Depression, antidepressants, and the shrinking hippocampus

Both the tragic components and the intellectual challenge of depression have deepened in the last decade with a series of high-visibility reports that indicate prolonged, major depression is associated with atrophy within the central nervous system. A report in this issue of PNAS by Czéh et al. (1) adds support to a possible route for reversing these morphological changes. Such atrophy is centered in a brain region called the hippocampus. This structure plays a critical role in learning and memory, and the magnitude of the hippocampal volume loss (nearly 20% in some reports; refs. 2–4) helps explain some well-documented cognitive deficits that accompany major depression. These were careful and well-controlled studies, in that the atrophy was demonstrable after controlling for total cerebral volume and could be dissociated from variables such as history of antidepressant treatment, electroconvulsive therapy, or alcohol use. Moreover, more prolonged depressions were associated with more severe atrophy. These findings of hippocampal atrophy raise immediate questions. First, is it permanent? Tentatively, this appears to be the case, as the atrophy persisted for up to decades after the depressions were in remission. In addition, the extent of atrophy did not lessen with increasing duration of remission (2–4).

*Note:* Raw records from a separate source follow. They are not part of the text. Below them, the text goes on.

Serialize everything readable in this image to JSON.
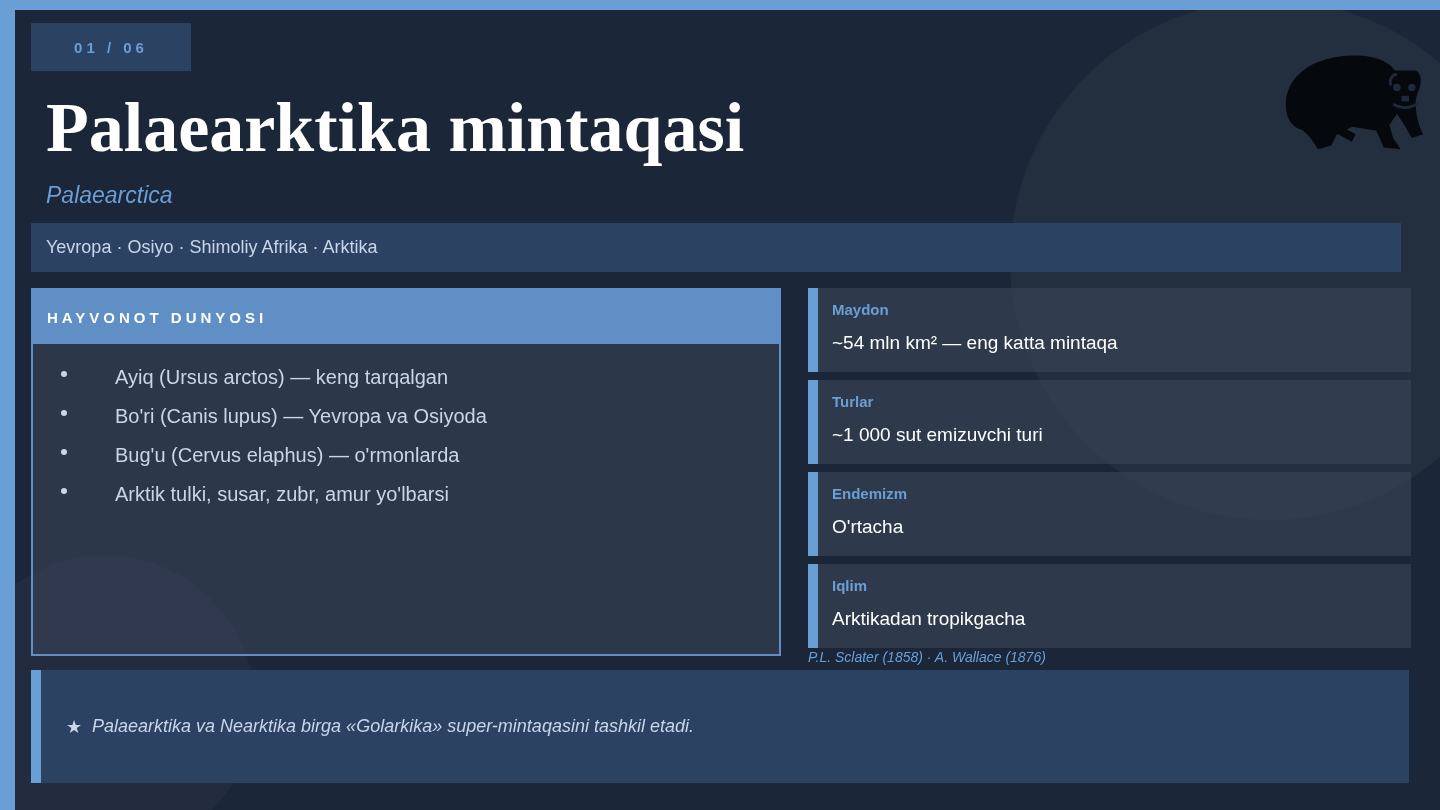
{
  "counter": "01 / 06",
  "title": "Palaearktika mintaqasi",
  "subtitle": "Palaearctica",
  "regions": "Yevropa · Osiyo · Shimoliy Afrika · Arktika",
  "fauna": {
    "heading": "HAYVONOT DUNYOSI",
    "items": [
      "Ayiq (Ursus arctos) — keng tarqalgan",
      "Bo'ri (Canis lupus) — Yevropa va Osiyoda",
      "Bug'u (Cervus elaphus) — o'rmonlarda",
      "Arktik tulki, susar, zubr, amur yo'lbarsi"
    ]
  },
  "facts": [
    {
      "label": "Maydon",
      "value": "~54 mln km² — eng katta mintaqa"
    },
    {
      "label": "Turlar",
      "value": "~1 000 sut emizuvchi turi"
    },
    {
      "label": "Endemizm",
      "value": "O'rtacha"
    },
    {
      "label": "Iqlim",
      "value": "Arktikadan tropikgacha"
    }
  ],
  "source": "P.L. Sclater (1858) · A. Wallace (1876)",
  "note": {
    "icon": "★",
    "text": "Palaearktika va Nearktika birga «Golarkika» super-mintaqasini tashkil etadi."
  }
}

'Anxiety cells' identified in the brain's hippocampus: Neuroscientists have found, in mice, that certain cells fire when the animal is anxious, triggering anxiety-related behaviors -- ScienceDaily

"We call these anxiety cells because they only fire when the animals are in places that are innately frightening to them," Hen says. "For a mouse, that's an open area where they're more exposed to predators, or an elevated platform." The firing of the anxiety cells sends messages to other parts of the brain that turn on anxious behaviors -- in mice, those include avoiding the dangerous area or fleeing to a safe zone. Though many other cells in the brain have been identified as playing a role in anxiety, the cells found in this study are the first known to represent the state of anxiety, regardless of the type of environment that provokes the emotion. "This is exciting because it represents a direct, rapid pathway in the brain that lets animals respond to anxiety-provoking places without needing to go through higher-order brain regions," said Mazen Kheirbek, PhD, an assistant professor of psychiatry at UCSF and study's other senior investigator. "Now that we've found these cells in the hippocampus, it opens up new areas for exploring treatment ideas that we didn't know existed before," says the study's lead author Jessica Jimenez, PhD, an MD/PhD student at Columbia University's Vagelos College of Physicians & Surgeons.